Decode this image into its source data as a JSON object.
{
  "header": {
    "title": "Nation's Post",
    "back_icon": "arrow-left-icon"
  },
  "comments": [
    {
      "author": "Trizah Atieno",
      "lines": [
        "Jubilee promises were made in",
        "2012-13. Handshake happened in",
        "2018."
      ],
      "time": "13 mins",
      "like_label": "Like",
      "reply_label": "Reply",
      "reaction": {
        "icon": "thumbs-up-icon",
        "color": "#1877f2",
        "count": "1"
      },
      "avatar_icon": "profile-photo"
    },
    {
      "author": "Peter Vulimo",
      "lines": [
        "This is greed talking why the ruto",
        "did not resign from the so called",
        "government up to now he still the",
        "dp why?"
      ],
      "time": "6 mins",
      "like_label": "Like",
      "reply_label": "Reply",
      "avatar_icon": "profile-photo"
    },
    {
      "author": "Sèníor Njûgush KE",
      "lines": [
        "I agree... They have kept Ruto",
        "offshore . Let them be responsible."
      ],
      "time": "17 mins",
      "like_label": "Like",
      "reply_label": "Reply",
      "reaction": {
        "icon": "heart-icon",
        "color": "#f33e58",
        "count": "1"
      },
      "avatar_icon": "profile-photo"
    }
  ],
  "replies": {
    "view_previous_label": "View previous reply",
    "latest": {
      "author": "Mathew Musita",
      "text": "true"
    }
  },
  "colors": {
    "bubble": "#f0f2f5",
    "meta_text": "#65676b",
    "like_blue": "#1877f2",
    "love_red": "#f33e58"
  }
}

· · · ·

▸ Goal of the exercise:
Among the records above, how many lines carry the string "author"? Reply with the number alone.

▸ Expected answer:
4